This is one of my new favorites for 2011 nonfiction picture books.  I am sure we will see it on the CYBILS nominating list later this year. 

Come back on Tuesday, May 24, when I interview Gary Golio as part of his blog tour about the young Bob Dylan.

Nonficiton Monday is hosted today by Writing Nonfiction for Children.  And be sure to read through the poems by students on my blog for 30 Days =30 Students.

Happy Reading.


Nonfiction Monday: Ten Birds By Cybele Young

Do you like counting books or books that you can spent hours lingering over the illustrations?  If you do, then you are in luck.  Ten Birds by Cybele Young is just  that book.  Her intricate pen and ink illustrations tells the story of ten birds who are trying to find a way to get to the other side of the river.

From “Brilliant” to “Needs Improvement”, each bird finds a unique way to cross the river.  Is one idea better than another or is there a lesson to be learned from this fable?  Readers can ponder inventions, what’s common sense, and why labels don’t work. It’s also great for developing number sense.

Young has created a book that will fascinate readers of all ages.  Her baby daughter’s antics inspired the tale fifteen years ago.  Cybele Young’s work can be found in several galleries:

Edward Day Gallery


Nonfiction Monday is held at The Children’s War.

Happy Reading.


Nonfiction Monday: Totally Human

Do you ever wonder why we have hiccups or crave junk food or shake you head when scared?  In Cynthia Pratt Nicolson’s new book, Totally Human: Why We Look and Act the Way We Do illustrated by Dianne Eastman, readers will find out the answers to those questions. 

Did you know that you laugh when you are tickled as a response to a mock attack?  Scientists believe that tickling’s function is to help create bonds among family and friends.  And that we sleep to help our body a chance to grow and repair.  Young readers will be thrilled to learn the answer to why humans fart and burp.

Nicolson’s Totally Human blends explores  human characteristics from both our ancestors and other animals. Our evolutionary roots are explained in answers to each question.  There is a glossary and an index at the end.  Eastman’s collage like illustrations are done in Adobe Photoshop CS3 and are wildly fun.  It’s a great introduction to biology and human behavior in an interactive way.

Students are always wondering why.  Now they have the answers to twenty-six why questions.


Oprah: The Little Speaker, Paul Robeson by Eloise Green Field, and Ben and the Emancipation Proclamation by Pat Sherman were won by Laurie Thompson!

Nonfiction Monday is hosted by Picture Book of the Day.  Thanks, Anastasia.

Happy Monday.


Nonfiction Monday: Oprah:The Little Speaker

Do you watch Oprah?  Subscribe to her magazine O?  Have you wondered about her childhood. Thanks to Carole Boston Weatherford’s book,  Oprah: the Little Speaker readers get an inside look of Oprah as a child. 

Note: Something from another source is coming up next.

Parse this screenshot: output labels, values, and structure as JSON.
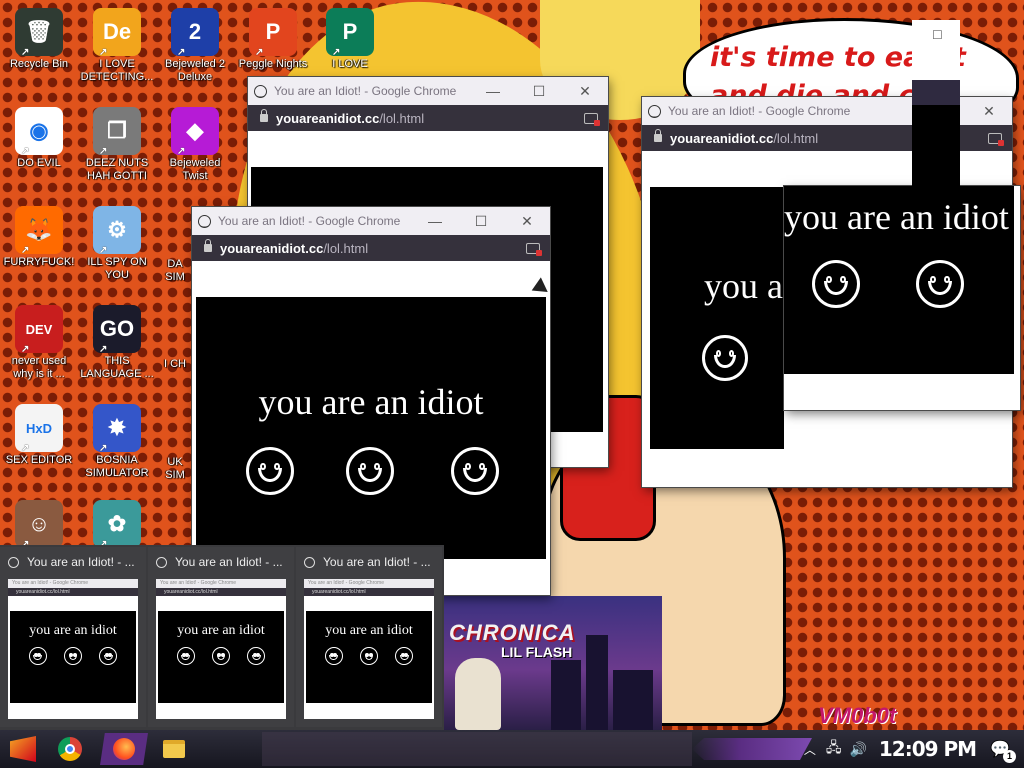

Oprah was a child raised by her grandmother because her mother was a maid and her “daddy a soldier passing through”. Strong, loving Mama Hattie, Oprah’s  grandmother surrounded her with Bible scriptures and church. Oprah fed the animals on the farm and emptied the slop jar. At three, Oprah could read and shortly thereafter, she began public speaking in church by reciting Bible verses.  Oprah suffered bullying because of her gift.  She was called “Miss Jesus or the “Preacher”. 

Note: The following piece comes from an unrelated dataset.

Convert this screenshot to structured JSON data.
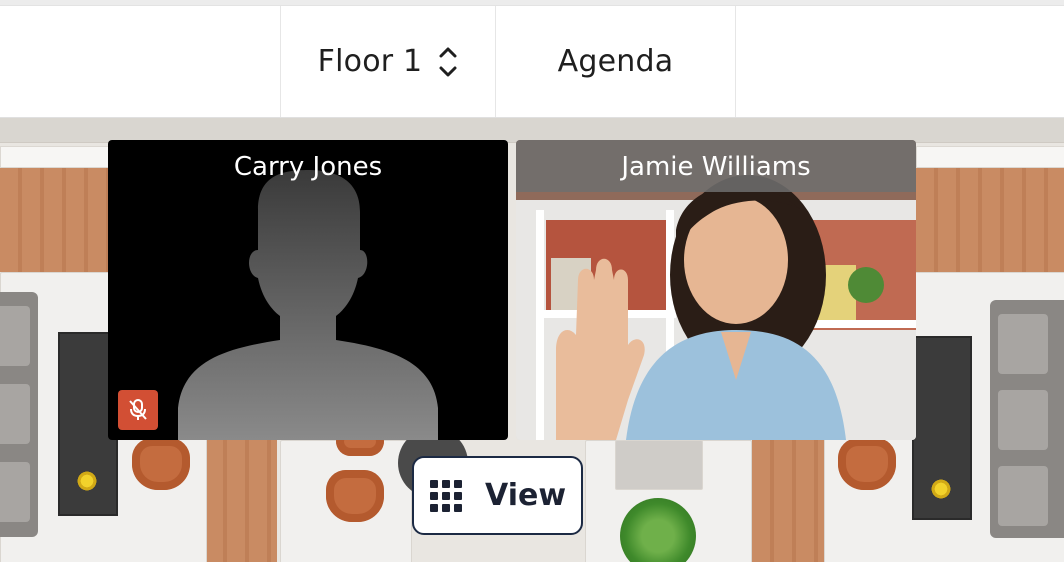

Weatherford’s writes lyrical paragraphs followed by an italicized  sentence “Surely, God was smiling too,” and “learned to lean on God just like Mama did.”  Readers will gain a sense of how faith, perseverance, and love provided the platform for the adult Oprah. London Ladd’s acrylic painting reflect the somber determination of the little speaker.  It’s a great book for young readers to learn about determination and speaking up.

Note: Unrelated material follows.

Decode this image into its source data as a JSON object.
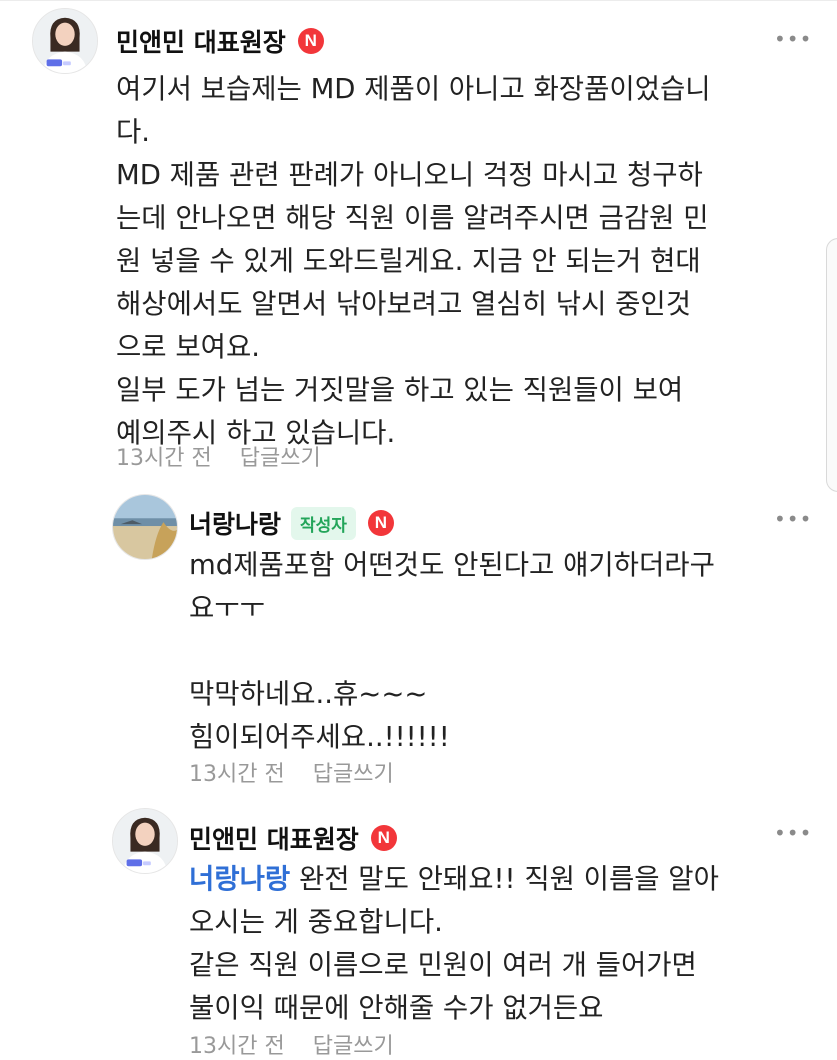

As the CYBILS  Nonfiction Picture Book organizer, publishers were generous with review copies.  I have a three book prize package to giveaway this week: Oprah: The Little Speaker, Paul Robeson by Eloise Green Field, and Ben and the Emancipation Proclamation by Pat Sherman.

Simply leave a comment here by Sunday February 27, 9:00 PM PST.  I will announce the winner next Monday.  I will be giving out three more books on Wednesday so watch for that.

Nonfiction Monday is being held at  Three Turtles and Their Pet Librarian. Thanks for hosting.

Happy Monday. Happy Reading.